Now it will be time to see whether he can stop Kamara, Finlay and Federico Higuain.
3. DPs aren't the way to win anymore
Here's how the former European stars that came to MLS this year as a "relaxing" end to their careers fared in this league:
Frank Lampard, NYCFC: Missing a lot of time with injuries, Lampard never made a big impact as his club saw its season end early.
Andrea Pirlo, NYCFC: Diddo, except for the injury part.
David Villa, NYCFC: Scored a lot, but couldn't get NYC into the playoffs.
Steven Gerrard, LA Galaxy: Never really figured out how to go 90 minutes as the former Liverpool legend watched the star-studded Galaxy flame out in the first round.
Kaká, Orlando City: Like Villa, he scored plenty but didn't make the playoffs.
Didier Drogba, Montreal Impact: In a class of his own.
Five out of these six either didn't make the playoffs or dropped out in the first round. Meanwhile, here are the main players for the four remaining teams:
-Bradley Wright-Phillips: Englishman acquired mid-2013. No England caps aside from five with U-20s.
-Luis Robles: American keeper who has played in 106 Red Bull games since 2012. Drafted by DC United.
-Dax McCarty: Midfielder drafted by FC Dallas in 2006. MLS lifer.
-Kei Kamara: Played in MLS almost his entire career. Born in Kenema, Sierra Leone.
-Ethan Finlay: From Minnesota, he has played professionally with only the Crew.
-Wil Trapp: Grew up in Columbus suburbs, played for Crew since 2013.
-Darlington Nagbe: Born in Liberia, gained US citizenship this year, only played for amateur USL PDL club Cleveland Internationals aside from Portland.
-Diego Valeri: Started his career with Lanùs in Argentina, has played with Portland since 2013. Three Argentina caps.
-Fanendo Adi: Formerly with clubs in Slovakia, Denmark and Ukraine, he had two caps with Nigeria U-23s.
-Fabian Castillo: Previously with Colombian club Deportivo Cali, Castillo has gotten attention from both the Colombian national team and European sides. Has played in Dallas the whole of his career outside of his home country.
-Mauro Diaz: The Argentinean began his pro career with River Plate before arriving in America in 2013.
-Kellyn Acosta: A homegrown signing, the Plano, Texas native played in both the 2011 U-17 World Cup and 2013 U-20 World Cup.
Do you see a theme here?
The majority of these guys have either spent their entire careers with their current club or have been developed mostly in the United States. No 35-year old designated players that won 300 Champions Leagues, 2,000 Premier League titles and 5 World Cups.

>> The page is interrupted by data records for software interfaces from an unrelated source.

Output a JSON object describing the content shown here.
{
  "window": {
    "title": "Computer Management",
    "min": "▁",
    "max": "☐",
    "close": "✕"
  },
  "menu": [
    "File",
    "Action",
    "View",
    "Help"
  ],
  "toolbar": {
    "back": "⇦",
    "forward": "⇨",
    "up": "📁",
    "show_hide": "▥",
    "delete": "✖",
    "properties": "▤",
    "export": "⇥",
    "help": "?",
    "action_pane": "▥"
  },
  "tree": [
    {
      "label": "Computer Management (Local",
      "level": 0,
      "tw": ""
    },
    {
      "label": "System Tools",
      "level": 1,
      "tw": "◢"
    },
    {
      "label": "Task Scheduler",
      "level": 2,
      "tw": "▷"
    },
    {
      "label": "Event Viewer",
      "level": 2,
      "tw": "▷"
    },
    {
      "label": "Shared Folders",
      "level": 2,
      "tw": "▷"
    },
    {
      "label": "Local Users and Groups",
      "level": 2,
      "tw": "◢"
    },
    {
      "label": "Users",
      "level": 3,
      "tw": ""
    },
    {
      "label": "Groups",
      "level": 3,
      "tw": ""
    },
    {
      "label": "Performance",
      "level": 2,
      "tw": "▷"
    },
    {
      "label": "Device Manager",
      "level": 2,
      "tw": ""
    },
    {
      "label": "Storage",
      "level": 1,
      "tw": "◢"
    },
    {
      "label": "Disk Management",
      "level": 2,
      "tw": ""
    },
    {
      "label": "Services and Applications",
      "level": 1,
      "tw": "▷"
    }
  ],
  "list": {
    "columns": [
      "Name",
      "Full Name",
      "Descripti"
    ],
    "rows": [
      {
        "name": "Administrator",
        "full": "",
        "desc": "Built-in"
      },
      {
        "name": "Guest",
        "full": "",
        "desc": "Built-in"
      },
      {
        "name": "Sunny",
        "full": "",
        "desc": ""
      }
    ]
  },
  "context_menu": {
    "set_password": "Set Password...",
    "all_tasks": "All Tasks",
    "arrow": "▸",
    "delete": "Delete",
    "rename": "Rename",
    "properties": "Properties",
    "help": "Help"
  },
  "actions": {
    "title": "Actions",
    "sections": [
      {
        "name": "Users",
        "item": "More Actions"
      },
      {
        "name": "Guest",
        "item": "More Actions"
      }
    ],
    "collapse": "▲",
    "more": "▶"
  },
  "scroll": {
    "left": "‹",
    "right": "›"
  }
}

The way to win in MLS is not by going the David Beckham route. It's by going the Fabian Castillo route, or the Kei Kamara route. Go find your player that fits your style and make him great.
That is the blueprint for success in Major League Soccer.